FAMILY RECIPES

Kailua Pig In Slow Cooker
Kalua Pig

Not to be confused with the Kahlua liqueur - Kailua is an area in Hawaii.  Don't ask me why it is named thus, because I have no idea.  *** Edited. The actual name is Kalua pig *** 

The traditional method of slaughtering a pig, gutting it, dressing it with lava rocks, digging a pit in your backyard (filled with more lava rocks and some rich burning wood, such as Kiave (Kiawe), dressing the pig in yards of Ti Leaves and waiting a day or so before eating, might be too much for any family of four to handle.

In Hawaii we learned to make it in the oven and it tastes just as good.  After years of doing it in the oven, I decided to use my slow cooker and it tastes as good as ever with a lot less clean up and effort.

Things You'll Need:

  • Pork Butt large enough to fit in your crockpot.  
  • Hawaiian Rock Salt (or rock salt)
  • Bottle of Liquid Smoke (choose your flavor)
  • Hawaiian Chili Peppers (good luck with that if you live in the Mainland)
  • 1/3 cup of water
  • Aluminum Foil
  • Slow Cooker 
  • Cabbage (Optional)*
  1. Rub the rock salt all over the pork pieces.
  2. Pour 1/2 a bottle of liquid smoke all over the pork.
  3. Add the water.
  4. Add the Chili peppers
  5. Line the lid with aluminum foil to prevent evaporation
  6. Set the slow cooker to 8 hours before you go to work. 
  7. Come home and eat or Grind! - Island style.
* After you season the pork, you can cover it with thickly cut cabbage and don't bother to slice it because it will shrink drastically after 8 hours of cooking, so the thicker the chunks, the better.  SKIP the water if using cabbage because the cabbage will release a lot of water on its own.

Once done, Shred the meat with two forks by pulling apart and mix it all in with the juices and the cabbage.

Since you live in the Mainland, forget the Chili Peppers unless you are lucky enough to find some.  I have used a couple of drops of liquid chili oil found at most Asian grocery stores.

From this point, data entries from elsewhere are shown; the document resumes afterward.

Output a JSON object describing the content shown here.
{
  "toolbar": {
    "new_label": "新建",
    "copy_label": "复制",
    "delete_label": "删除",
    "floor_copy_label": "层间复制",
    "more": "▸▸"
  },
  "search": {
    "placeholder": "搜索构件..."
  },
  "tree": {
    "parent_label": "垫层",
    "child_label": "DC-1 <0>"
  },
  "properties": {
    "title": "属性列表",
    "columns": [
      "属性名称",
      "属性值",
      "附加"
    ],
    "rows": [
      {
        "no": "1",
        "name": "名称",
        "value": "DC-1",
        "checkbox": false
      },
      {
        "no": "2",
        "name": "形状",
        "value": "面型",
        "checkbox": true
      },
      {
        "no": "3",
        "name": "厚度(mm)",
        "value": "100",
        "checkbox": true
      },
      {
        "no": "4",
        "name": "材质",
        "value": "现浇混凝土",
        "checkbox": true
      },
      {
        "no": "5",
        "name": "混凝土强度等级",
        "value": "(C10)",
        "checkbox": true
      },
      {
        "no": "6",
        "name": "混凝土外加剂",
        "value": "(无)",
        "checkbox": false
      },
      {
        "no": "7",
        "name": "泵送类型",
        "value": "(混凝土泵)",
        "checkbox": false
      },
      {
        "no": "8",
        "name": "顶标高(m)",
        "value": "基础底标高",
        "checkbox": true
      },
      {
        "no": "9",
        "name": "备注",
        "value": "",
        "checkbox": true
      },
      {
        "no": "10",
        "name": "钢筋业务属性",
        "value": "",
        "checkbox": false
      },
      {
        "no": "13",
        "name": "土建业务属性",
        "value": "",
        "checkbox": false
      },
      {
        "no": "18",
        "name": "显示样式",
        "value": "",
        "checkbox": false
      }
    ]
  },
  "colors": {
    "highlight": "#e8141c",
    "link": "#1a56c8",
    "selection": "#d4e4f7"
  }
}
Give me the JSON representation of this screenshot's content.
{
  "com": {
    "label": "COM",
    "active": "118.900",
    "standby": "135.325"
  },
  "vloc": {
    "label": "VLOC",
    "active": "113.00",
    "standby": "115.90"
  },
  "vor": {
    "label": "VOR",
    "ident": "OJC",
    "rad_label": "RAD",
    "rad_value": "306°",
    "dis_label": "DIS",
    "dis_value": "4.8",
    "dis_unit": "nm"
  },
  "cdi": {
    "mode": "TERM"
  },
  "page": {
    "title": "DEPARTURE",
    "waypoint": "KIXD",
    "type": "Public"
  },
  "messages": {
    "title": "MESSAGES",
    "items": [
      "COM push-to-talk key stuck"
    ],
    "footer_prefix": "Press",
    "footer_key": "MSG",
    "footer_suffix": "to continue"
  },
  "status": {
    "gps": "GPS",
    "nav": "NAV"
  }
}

If you don't have pork butt, you can use pork loin, picnic ham or whatever you have on hand.  After all, the entire pig is done this way when thrown into the pit (IMU).

In Hawaii homes we used to use pork butt because it was 0.98 lb.  and because dark meat is moist. (but really, it is because it is the lowest priced item - Moist is a bonus)

Mahalo for visiting and Aloha! 




SHOYU CHICKEN

Ingredients For Shoyu Chicken and Teriyaki Sauce

Yum! - The most important thing in this recipe is the sauce - Make 2 batches if you want to make a marinade for Teriyaki meat, chicken or pork to throw on the grill or broil for tomorrow night's dinner.  
 
The advantage of making this Teriyaki-style sauce at home is that it is simple and has no preservatives, thickeners or corn syrup. 
The ingredients and measurements are the same for both batches.  For the second batch you want to marinate your chosen meat in the refrigerator over night.



Fresh and Delicious
Ingredients:
1 package of chicken thighs
1/2 cup of Soy Sauce
1/2 cup of Water
1/3 cup of Brown Sugar
2 Sliced Green Onions (Scallions)
4 finely chopped Garlic Cloves
1 Crushed piece of fresh ginger root.
3 Tablespoons of White Rice Vinegar (or plain distilled Vinegar)

Mix everything and set aside. You should have 2 cups of liquid.

Instructions


Serve With Vegetables and Enjoy!
  1. Remove skin from chicken thighs 
  2. Layer thighs inside a slow-cooker.
  3. Pour mixture on top.
  4. Set to cook for 4 hours on high or 8 hours on low.
  5. Serve over white rice when it is done.









 

3 comments:

Anonymous said...

I am glad I found your recipes! I saw you talking about them and here they are. YUM!

Marie (PhD)

Anonymous said...

Maybe Kailua means crock pot? As the traditional name is Kalua Pig where Kalua means cooked in the ground.

I like your addition of the chili peppers.

Olivia Emisar said...

Thank you! The kids always said Kailua, but you are right! it is KALUA pig.

I hope you have a chance to make it and enjoy it. It is a wonderfully simple recipe. I got an electric pressure cooker a few months ago and the recipe came out ONO! (good, delicious, wonderful) or as we used to say: Onolicios! I'll be posting barbeque Korean ribs this summer. Thank you for the reminder and catching that! PEACE ~ Olivia